You may have heard someone talking about air changes in relation to a ventilation system, or you may be planning a system and need to know what calculations to do. Read on for an introduction!
Mould and condensation are caused by excess humidity in the air, so to prevent them we need to replace the air in the room with "clean" air, unladen with moisture. But when looking into the expansive world of ventilation, there are lots of options when it comes to power and throughput - so what's right for you?
When talking about what's required for a given space, you will hear ventilation experts refer to "air changes" or "air changes per hour". This simply means how many times per hour the volume of air in the room is cycled through the ventilation system.
Remember, you won't see fans specifying their air changes! This depends on the size of your room.
Here's a simple example:
Imagine a room measuring 3 metres in all directions, with a single extractor fan for ventilation.
The volume of your room is 3metres x 3metres x 3metres = 27 metres cubed. There are 1000 litres in a cubic metre, so another way to state the volume of your room is 27,000 Litres.
If this room requires one air change per hour, the fan will have to move 7.5 Litres of air a second. (27,000 / 60 / 60, or 27,000 Litres divided by 60 minutes in an hour, divided by 60 seconds in a minute)
If the room needed two air changes per hour, we'd need 15 Litres per second to pass through the fan. (27,000 x 2 / 60 / 60)
So when thinking of replacing or installing ventilation, you'll need your tape measure and a calculator handy. Remember if you're not shifting enough air, you're not going to solve that mould or moisture problem.

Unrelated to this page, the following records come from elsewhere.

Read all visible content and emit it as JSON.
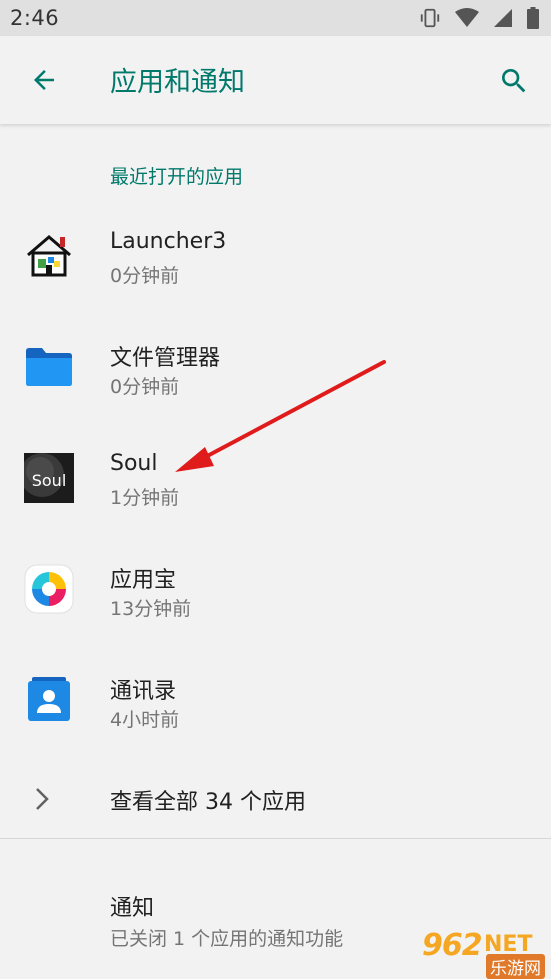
{
  "status_bar": {
    "time": "2:46",
    "icons": [
      "vibrate-icon",
      "wifi-icon",
      "cellular-icon",
      "battery-icon"
    ]
  },
  "app_bar": {
    "back_icon": "arrow-back-icon",
    "title": "应用和通知",
    "search_icon": "search-icon"
  },
  "recent": {
    "header": "最近打开的应用",
    "apps": [
      {
        "name": "Launcher3",
        "time": "0分钟前",
        "icon": "launcher-house-icon"
      },
      {
        "name": "文件管理器",
        "time": "0分钟前",
        "icon": "folder-icon"
      },
      {
        "name": "Soul",
        "time": "1分钟前",
        "icon": "soul-app-icon",
        "icon_text": "Soul"
      },
      {
        "name": "应用宝",
        "time": "13分钟前",
        "icon": "yingyongbao-icon"
      },
      {
        "name": "通讯录",
        "time": "4小时前",
        "icon": "contacts-icon"
      }
    ]
  },
  "see_all": {
    "label": "查看全部 34 个应用",
    "icon": "chevron-right-icon"
  },
  "notifications": {
    "title": "通知",
    "subtitle": "已关闭 1 个应用的通知功能"
  },
  "annotation": {
    "color": "#e01b1b"
  },
  "watermark": {
    "number": "962",
    "suffix": "NET",
    "subtitle": "乐游网"
  },
  "colors": {
    "accent": "#00796b",
    "background": "#f2f2f2",
    "status_bar": "#e0e0e0"
  }
}
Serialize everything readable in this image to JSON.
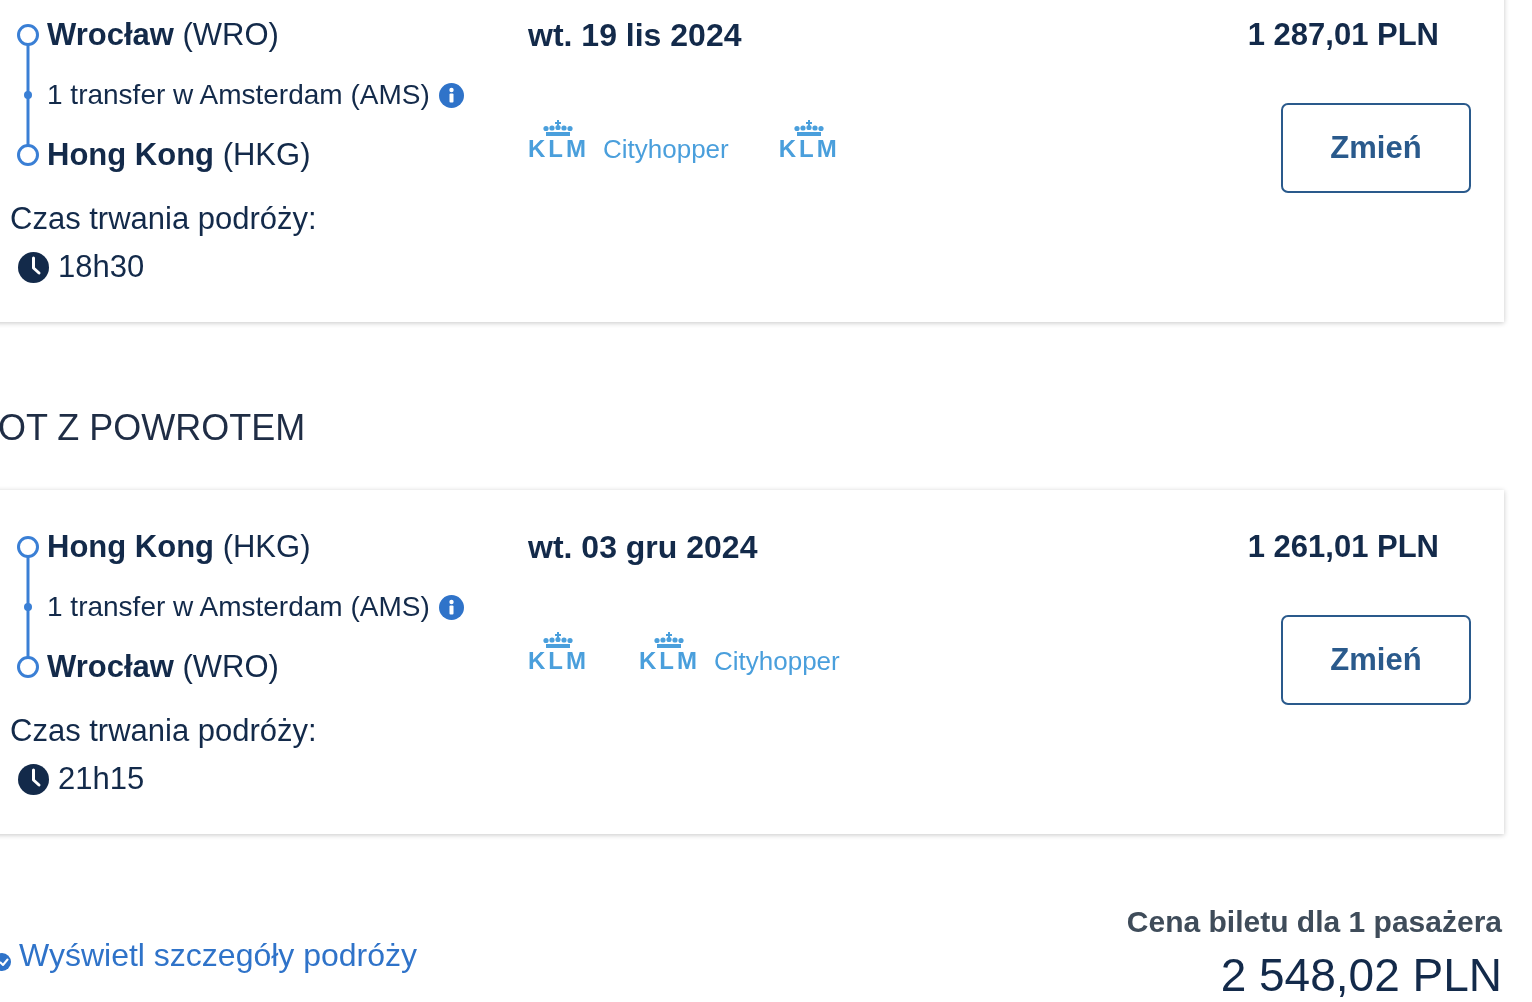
{
  "outbound_flight": {
    "origin": "**Wrocław** (WRO)",
    "transfer": "1 transfer w Amsterdam (AMS)",
    "destination": "**Hong Kong** (HKG)",
    "duration_label": "Czas trwania podróży:",
    "duration": "18h30",
    "date": "wt. 19 lis 2024",
    "airlines": [
      {
        "wordmark": "KLM",
        "subtitle": "Cityhopper"
      },
      {
        "wordmark": "KLM"
      }
    ],
    "price": "1 287,01 PLN",
    "button": "Zmień"
  },
  "return_heading": "OT Z POWROTEM",
  "return_flight": {
    "origin": "**Hong Kong** (HKG)",
    "transfer": "1 transfer w Amsterdam (AMS)",
    "destination": "**Wrocław** (WRO)",
    "duration_label": "Czas trwania podróży:",
    "duration": "21h15",
    "date": "wt. 03 gru 2024",
    "airlines": [
      {
        "wordmark": "KLM"
      },
      {
        "wordmark": "KLM",
        "subtitle": "Cityhopper"
      }
    ],
    "price": "1 261,01 PLN",
    "button": "Zmień"
  },
  "details_link": "Wyświetl szczegóły podróży",
  "fare_summary": {
    "label": "Cena biletu dla 1 pasażera",
    "total": "2 548,02 PLN"
  }
}
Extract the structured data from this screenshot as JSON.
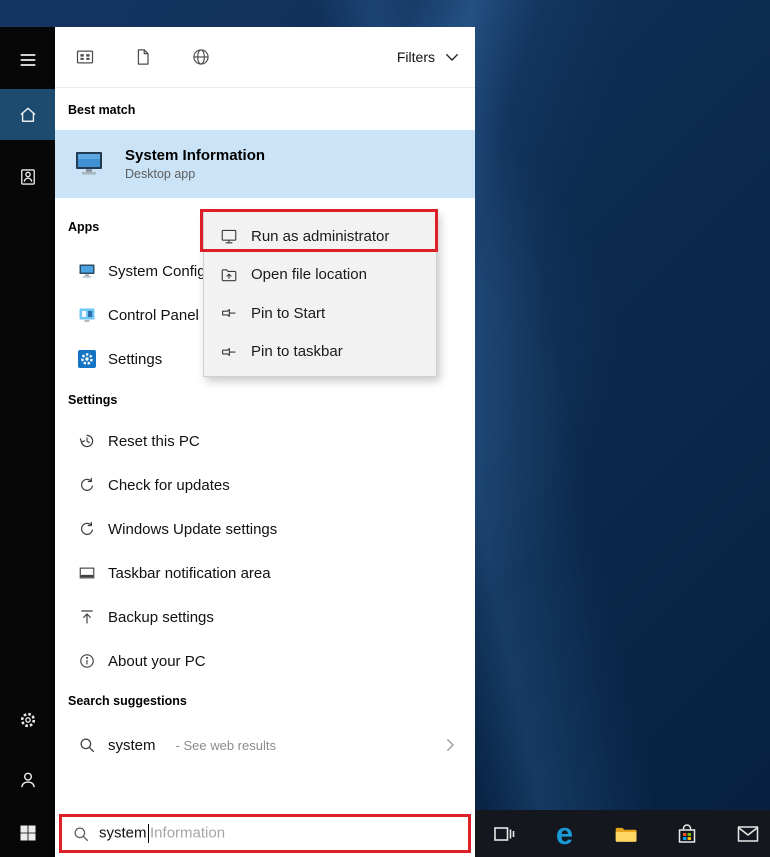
{
  "colors": {
    "accent": "#0078d7",
    "best_match_highlight": "#cbe3f6",
    "annotation_red": "#dd2027",
    "sidebar_active": "#1d4a6f",
    "taskbar": "#14171d"
  },
  "filter_bar": {
    "icons": [
      "apps-filter-icon",
      "documents-filter-icon",
      "web-filter-icon"
    ],
    "filters_label": "Filters"
  },
  "best_match": {
    "header": "Best match",
    "title": "System Information",
    "subtitle": "Desktop app"
  },
  "apps_section": {
    "header": "Apps",
    "items": [
      {
        "label": "System Configuration"
      },
      {
        "label": "Control Panel"
      },
      {
        "label": "Settings"
      }
    ]
  },
  "settings_section": {
    "header": "Settings",
    "items": [
      {
        "label": "Reset this PC",
        "icon": "history-icon"
      },
      {
        "label": "Check for updates",
        "icon": "refresh-icon"
      },
      {
        "label": "Windows Update settings",
        "icon": "refresh-icon"
      },
      {
        "label": "Taskbar notification area",
        "icon": "taskbar-rect-icon"
      },
      {
        "label": "Backup settings",
        "icon": "upload-icon"
      },
      {
        "label": "About your PC",
        "icon": "info-icon"
      }
    ]
  },
  "suggestions_section": {
    "header": "Search suggestions",
    "query": "system",
    "hint": "- See web results"
  },
  "context_menu": {
    "items": [
      {
        "label": "Run as administrator",
        "annotated": true
      },
      {
        "label": "Open file location"
      },
      {
        "label": "Pin to Start"
      },
      {
        "label": "Pin to taskbar"
      }
    ]
  },
  "search_box": {
    "value": "system",
    "ghost": "Information"
  },
  "sidebar": {
    "icons": [
      "hamburger-icon",
      "home-icon",
      "collection-icon",
      "gear-icon",
      "user-icon",
      "windows-start-icon"
    ]
  },
  "taskbar": {
    "icons": [
      "task-view-icon",
      "edge-icon",
      "file-explorer-icon",
      "store-icon",
      "mail-icon"
    ]
  }
}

So how many air changes does your room need? Below are some common types of room and the air changes recommended for them:
Bathrooms and shower rooms 3 - 8.
Cafes 10 - 12.
Canteens 8 - 12.
Cellars 3 - 10.
Conference rooms 7 - 10.
Entrance halls, corridors 7 - 10.
Garages 6 - 10.
Commercial kitchens 20+.
Laundries 10 - 15.
Offices 4 - 6.
Restaurants 8 - 12.
Shower rooms (sports halls) 10 - 15.
Toilets (public) 10 - 15.
Workshops 6 - 10.
Laboratories where gases and/or chemicals are used 10.
It follows that the more moisture that is produced in a room, the more air you will need to move. Applying the above list to our room from the first example, we can see that a low usage bathroom would need 3 air changes per hour, so a single extract fan should be capable of moving 22.5 litres per second.